**TO DO**.
In the listing below, locate the lines bearing the word "from". Copy every one of them.

**GIVEN INFORMATION**.
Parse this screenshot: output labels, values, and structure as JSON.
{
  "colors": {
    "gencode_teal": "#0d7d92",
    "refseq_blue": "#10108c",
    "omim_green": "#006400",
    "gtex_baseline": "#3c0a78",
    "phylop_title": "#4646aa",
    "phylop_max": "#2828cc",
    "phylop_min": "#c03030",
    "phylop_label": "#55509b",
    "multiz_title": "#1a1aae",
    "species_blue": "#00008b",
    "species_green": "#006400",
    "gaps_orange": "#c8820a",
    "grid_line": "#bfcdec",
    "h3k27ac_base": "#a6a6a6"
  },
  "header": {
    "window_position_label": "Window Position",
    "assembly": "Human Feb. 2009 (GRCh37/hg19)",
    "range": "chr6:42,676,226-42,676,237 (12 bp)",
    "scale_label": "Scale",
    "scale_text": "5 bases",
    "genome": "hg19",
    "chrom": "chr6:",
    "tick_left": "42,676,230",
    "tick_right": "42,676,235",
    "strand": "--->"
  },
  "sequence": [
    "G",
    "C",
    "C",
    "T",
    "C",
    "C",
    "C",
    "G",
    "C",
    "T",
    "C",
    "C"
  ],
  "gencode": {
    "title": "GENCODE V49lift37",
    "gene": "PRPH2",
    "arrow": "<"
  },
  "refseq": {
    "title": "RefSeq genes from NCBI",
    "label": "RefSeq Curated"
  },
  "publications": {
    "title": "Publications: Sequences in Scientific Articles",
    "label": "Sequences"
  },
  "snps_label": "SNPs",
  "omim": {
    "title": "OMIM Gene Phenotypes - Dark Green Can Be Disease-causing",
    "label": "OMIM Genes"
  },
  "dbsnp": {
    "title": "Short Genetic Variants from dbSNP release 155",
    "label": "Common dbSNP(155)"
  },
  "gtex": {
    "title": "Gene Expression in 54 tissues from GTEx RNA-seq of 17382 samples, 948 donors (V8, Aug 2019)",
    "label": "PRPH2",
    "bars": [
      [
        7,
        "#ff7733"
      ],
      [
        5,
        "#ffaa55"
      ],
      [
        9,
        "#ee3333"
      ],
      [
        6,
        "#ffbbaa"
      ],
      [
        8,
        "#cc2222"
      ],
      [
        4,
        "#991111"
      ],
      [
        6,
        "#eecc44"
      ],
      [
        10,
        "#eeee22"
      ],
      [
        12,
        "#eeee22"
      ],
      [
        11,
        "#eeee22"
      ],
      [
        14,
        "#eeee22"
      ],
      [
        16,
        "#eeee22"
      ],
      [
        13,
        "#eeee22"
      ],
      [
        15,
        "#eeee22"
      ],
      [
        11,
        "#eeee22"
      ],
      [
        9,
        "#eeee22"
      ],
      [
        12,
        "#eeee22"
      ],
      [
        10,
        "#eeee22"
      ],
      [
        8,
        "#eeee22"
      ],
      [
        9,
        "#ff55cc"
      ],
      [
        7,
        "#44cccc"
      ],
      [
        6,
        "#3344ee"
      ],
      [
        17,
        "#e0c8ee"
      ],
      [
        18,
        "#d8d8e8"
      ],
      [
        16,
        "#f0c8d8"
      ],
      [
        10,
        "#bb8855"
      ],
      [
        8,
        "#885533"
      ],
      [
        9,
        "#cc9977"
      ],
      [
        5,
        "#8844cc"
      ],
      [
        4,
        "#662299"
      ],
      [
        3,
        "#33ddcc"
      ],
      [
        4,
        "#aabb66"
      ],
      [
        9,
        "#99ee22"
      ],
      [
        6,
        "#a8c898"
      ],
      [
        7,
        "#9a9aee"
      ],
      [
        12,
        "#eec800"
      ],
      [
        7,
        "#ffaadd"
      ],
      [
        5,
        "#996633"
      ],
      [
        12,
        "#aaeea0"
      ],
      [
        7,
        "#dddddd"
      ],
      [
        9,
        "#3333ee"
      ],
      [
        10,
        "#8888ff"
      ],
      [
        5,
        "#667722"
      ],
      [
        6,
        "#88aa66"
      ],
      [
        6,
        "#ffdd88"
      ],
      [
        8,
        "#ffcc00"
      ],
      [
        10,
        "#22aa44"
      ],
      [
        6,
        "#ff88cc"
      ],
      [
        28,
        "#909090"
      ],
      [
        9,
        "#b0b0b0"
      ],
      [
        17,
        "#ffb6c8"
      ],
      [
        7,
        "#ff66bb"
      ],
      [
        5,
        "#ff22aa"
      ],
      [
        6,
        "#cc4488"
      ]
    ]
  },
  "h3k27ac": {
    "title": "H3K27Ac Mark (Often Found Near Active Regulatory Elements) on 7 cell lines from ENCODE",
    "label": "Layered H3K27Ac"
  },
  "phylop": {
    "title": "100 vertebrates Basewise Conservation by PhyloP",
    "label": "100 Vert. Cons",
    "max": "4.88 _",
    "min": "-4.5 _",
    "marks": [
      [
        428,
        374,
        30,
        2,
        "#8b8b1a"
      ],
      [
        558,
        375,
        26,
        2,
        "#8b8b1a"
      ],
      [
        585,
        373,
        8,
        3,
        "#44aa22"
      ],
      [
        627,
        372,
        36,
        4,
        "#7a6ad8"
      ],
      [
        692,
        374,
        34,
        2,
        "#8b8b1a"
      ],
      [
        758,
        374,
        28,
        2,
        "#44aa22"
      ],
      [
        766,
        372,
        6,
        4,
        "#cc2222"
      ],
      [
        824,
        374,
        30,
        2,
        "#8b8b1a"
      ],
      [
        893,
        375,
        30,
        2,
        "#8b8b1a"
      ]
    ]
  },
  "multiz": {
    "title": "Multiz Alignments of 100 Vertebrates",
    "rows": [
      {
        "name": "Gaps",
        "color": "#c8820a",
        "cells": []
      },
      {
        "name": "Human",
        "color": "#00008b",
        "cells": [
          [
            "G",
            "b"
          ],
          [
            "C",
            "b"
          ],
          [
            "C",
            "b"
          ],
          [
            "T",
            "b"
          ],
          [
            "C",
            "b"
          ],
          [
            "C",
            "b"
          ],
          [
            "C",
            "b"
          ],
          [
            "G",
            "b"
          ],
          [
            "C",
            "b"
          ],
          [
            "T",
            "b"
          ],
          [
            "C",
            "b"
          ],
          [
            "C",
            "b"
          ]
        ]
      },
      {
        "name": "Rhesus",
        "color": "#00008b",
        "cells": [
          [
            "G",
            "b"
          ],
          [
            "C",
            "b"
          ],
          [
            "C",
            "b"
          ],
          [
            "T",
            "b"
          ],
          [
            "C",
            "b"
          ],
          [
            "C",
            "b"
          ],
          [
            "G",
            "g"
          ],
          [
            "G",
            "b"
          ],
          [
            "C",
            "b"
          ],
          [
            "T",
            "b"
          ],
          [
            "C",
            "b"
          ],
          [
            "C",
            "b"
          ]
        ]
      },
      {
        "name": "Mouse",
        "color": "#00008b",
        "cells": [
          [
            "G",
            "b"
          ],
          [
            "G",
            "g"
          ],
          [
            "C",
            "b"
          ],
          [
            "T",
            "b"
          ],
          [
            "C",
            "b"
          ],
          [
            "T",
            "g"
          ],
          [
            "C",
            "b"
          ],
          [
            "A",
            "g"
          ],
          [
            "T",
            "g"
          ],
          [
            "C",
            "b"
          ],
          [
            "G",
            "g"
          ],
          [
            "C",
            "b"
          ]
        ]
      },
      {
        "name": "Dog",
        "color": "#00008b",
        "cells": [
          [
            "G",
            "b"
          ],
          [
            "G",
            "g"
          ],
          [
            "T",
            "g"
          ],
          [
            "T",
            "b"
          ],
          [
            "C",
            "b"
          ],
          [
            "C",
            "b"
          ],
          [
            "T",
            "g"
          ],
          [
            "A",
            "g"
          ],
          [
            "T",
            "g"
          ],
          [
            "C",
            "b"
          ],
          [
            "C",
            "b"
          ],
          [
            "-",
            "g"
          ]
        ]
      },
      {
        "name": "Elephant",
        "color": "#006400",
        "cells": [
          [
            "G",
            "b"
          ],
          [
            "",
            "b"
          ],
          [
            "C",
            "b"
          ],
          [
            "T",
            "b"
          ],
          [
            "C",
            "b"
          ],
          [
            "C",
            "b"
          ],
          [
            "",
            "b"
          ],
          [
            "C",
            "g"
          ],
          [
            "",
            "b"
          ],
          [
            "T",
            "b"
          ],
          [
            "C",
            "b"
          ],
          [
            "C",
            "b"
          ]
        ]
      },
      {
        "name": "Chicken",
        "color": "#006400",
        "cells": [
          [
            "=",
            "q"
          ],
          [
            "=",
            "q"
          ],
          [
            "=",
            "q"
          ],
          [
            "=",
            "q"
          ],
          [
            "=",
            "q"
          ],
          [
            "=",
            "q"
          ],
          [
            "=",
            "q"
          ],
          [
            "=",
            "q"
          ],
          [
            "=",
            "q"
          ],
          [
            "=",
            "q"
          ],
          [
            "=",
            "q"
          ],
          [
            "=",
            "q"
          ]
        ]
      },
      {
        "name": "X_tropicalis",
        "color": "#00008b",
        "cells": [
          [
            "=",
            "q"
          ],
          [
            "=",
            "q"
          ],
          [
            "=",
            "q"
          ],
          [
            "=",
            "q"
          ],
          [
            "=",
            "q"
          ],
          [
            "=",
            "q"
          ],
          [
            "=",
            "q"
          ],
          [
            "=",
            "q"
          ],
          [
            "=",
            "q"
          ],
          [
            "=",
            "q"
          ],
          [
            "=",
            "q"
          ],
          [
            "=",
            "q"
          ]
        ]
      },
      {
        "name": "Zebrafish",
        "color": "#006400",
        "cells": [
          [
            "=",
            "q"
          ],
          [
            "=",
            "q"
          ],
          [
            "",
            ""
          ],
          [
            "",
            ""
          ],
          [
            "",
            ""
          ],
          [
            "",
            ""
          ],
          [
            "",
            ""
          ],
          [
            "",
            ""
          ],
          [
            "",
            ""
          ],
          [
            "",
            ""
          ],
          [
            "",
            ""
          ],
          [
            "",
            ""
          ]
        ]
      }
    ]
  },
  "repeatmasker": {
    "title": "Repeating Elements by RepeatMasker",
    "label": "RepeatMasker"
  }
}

**TASK RESPONSE**.
    "title": "RefSeq genes from NCBI",
    "title": "Short Genetic Variants from dbSNP release 155",
    "title": "Gene Expression in 54 tissues from GTEx RNA-seq of 17382 samples, 948 donors (V8, Aug 2019)",
    "title": "H3K27Ac Mark (Often Found Near Active Regulatory Elements) on 7 cell lines from ENCODE",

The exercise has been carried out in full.